__Aim of the exercise__. Among the entries that follow, count the lines that contain the word "text" and say how many there are, writing nothing else.

────────

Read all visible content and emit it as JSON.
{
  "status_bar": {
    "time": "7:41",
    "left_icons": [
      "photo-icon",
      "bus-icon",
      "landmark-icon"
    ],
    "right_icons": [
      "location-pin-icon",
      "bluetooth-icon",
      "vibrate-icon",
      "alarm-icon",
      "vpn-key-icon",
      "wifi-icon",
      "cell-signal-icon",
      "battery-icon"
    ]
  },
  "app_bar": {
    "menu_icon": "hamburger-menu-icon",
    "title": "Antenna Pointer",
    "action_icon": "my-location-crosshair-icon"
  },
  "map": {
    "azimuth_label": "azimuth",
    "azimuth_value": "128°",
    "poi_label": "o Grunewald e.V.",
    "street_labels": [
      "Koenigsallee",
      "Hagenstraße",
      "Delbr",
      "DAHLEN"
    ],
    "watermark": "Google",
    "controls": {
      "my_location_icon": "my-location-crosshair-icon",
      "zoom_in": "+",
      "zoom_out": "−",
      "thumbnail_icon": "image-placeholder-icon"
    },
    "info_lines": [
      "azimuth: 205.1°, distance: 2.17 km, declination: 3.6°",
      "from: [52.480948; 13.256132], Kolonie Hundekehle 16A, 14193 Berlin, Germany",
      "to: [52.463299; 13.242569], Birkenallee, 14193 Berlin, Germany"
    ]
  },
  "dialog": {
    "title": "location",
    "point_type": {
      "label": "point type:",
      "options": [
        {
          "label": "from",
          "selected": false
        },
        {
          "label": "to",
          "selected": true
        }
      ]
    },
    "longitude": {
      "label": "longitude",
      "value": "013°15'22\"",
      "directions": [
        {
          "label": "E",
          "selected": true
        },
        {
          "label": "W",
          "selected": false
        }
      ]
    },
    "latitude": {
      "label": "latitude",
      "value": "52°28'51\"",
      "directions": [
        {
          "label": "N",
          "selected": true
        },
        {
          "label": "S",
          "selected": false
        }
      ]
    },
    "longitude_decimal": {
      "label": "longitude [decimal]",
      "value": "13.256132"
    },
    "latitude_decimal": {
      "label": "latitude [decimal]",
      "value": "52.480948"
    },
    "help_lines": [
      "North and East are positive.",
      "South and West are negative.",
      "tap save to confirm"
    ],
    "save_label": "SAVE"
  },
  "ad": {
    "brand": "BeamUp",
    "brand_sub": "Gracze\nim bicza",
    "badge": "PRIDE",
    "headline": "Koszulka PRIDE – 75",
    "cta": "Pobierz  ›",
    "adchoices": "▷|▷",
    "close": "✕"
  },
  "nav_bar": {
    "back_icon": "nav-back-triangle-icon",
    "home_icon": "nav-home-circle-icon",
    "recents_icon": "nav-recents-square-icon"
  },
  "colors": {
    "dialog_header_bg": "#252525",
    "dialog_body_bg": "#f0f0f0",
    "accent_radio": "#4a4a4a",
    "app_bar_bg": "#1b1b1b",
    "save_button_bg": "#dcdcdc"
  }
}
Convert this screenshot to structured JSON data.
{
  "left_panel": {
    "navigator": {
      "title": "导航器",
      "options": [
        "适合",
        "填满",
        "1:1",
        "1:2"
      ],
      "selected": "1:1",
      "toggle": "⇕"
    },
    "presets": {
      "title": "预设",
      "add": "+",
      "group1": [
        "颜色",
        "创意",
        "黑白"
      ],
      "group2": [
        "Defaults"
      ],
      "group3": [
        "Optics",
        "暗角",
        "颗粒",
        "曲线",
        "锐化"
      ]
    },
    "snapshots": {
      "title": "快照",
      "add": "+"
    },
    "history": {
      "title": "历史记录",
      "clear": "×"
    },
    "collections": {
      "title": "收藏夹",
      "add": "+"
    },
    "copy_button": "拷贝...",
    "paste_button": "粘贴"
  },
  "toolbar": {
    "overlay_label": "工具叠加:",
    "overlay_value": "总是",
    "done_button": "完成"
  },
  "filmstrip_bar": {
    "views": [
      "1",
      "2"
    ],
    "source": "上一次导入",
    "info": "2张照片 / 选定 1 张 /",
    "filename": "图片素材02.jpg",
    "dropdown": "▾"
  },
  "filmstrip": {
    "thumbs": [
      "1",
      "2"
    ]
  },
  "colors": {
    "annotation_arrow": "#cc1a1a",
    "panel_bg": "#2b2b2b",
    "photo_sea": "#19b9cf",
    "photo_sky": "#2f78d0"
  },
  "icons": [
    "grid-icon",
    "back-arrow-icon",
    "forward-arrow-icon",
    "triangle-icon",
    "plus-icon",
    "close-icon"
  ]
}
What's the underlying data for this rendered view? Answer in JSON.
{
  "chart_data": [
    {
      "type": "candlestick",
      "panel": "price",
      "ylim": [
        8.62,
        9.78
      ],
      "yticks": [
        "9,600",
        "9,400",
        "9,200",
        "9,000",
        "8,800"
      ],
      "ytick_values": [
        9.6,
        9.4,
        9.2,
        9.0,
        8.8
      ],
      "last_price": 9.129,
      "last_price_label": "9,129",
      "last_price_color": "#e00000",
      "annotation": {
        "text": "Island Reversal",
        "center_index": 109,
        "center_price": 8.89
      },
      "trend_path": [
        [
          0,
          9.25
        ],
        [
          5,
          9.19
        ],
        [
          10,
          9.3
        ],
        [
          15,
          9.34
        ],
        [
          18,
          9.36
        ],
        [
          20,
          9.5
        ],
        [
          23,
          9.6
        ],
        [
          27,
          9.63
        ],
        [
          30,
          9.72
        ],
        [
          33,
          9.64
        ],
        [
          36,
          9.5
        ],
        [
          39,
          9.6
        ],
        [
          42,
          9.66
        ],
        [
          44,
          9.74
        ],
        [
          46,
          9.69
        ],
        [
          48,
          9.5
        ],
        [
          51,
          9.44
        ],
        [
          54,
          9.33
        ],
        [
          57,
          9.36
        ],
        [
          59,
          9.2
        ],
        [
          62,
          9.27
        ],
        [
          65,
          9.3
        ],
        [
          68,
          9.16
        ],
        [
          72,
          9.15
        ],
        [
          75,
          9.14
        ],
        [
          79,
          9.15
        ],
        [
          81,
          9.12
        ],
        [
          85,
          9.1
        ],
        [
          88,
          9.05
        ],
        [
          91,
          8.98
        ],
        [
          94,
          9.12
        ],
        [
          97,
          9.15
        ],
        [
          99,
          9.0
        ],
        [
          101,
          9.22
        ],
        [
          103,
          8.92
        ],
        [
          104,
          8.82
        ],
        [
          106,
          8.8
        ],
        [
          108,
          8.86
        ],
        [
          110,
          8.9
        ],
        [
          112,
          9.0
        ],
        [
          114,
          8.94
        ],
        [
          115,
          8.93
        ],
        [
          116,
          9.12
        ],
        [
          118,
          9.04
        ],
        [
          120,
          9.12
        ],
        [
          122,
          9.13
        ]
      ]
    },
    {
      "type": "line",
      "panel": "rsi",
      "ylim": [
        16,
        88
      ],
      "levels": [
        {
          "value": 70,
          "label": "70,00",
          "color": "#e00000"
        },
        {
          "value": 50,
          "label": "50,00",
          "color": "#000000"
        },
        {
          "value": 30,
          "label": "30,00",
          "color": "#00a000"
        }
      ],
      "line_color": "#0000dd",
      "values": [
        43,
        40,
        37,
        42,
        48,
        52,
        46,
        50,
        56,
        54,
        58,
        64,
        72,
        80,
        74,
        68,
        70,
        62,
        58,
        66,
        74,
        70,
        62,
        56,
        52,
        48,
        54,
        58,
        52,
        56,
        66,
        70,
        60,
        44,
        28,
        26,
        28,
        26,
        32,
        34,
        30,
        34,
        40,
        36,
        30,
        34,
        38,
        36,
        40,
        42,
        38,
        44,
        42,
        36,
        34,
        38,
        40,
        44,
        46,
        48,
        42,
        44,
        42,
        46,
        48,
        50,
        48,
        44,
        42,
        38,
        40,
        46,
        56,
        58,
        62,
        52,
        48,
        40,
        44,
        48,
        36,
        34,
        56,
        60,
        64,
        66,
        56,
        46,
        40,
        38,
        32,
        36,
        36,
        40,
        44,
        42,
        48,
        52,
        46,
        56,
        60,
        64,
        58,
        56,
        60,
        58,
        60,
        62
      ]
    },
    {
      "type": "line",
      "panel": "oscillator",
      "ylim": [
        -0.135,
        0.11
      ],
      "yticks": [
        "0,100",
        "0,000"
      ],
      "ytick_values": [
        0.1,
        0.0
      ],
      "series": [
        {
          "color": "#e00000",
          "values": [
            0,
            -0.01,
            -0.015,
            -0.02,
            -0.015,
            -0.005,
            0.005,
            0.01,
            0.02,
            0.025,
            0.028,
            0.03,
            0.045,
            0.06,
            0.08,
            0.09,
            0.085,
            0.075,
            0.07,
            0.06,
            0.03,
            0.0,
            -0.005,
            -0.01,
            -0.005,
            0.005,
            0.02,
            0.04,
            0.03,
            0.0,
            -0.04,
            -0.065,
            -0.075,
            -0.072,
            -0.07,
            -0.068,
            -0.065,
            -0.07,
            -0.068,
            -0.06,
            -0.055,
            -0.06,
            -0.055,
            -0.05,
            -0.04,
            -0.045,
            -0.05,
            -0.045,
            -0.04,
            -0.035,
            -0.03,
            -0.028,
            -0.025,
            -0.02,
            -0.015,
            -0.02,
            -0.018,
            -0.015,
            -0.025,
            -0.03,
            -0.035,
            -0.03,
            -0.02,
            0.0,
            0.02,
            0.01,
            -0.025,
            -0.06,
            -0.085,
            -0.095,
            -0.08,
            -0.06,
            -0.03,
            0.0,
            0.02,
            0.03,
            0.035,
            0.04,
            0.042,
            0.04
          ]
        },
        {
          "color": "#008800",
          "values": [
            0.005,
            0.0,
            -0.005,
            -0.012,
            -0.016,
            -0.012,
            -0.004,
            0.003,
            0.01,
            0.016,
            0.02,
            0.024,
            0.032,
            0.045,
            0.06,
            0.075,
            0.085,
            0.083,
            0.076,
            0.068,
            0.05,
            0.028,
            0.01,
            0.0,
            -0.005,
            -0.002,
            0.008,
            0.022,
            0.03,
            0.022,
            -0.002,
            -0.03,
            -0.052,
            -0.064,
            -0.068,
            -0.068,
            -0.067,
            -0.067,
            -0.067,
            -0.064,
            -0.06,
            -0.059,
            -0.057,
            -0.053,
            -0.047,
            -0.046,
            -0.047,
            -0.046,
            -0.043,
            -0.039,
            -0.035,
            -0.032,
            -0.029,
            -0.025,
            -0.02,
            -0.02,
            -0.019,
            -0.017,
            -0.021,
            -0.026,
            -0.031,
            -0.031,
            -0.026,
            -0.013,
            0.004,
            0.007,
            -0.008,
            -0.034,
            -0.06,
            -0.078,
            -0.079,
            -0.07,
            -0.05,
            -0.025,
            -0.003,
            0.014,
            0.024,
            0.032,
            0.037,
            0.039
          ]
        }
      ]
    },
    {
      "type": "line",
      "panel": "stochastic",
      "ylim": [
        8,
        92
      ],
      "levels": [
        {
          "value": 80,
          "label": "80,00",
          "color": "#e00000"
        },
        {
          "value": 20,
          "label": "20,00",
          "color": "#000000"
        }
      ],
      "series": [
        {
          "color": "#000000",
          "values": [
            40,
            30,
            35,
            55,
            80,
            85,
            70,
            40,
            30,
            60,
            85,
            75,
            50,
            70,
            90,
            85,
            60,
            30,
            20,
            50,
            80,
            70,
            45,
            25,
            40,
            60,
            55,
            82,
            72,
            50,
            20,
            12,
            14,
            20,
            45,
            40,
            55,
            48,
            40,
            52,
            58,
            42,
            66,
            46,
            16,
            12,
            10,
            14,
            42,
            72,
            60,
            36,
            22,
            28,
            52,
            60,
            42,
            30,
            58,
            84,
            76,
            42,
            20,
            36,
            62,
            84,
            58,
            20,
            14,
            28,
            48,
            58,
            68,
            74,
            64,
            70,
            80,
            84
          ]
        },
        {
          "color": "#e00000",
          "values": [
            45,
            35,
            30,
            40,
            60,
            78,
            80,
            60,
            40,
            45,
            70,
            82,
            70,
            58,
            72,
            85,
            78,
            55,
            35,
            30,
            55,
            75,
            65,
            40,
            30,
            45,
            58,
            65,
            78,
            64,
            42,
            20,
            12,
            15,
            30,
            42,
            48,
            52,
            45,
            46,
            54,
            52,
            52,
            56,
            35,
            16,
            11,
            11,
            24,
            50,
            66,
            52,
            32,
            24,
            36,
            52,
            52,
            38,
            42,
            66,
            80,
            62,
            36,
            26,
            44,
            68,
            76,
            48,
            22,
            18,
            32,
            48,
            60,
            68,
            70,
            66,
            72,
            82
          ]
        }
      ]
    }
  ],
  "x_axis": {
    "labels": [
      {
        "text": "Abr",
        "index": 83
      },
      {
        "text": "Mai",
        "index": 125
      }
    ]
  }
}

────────

__Result for this exercise__. 3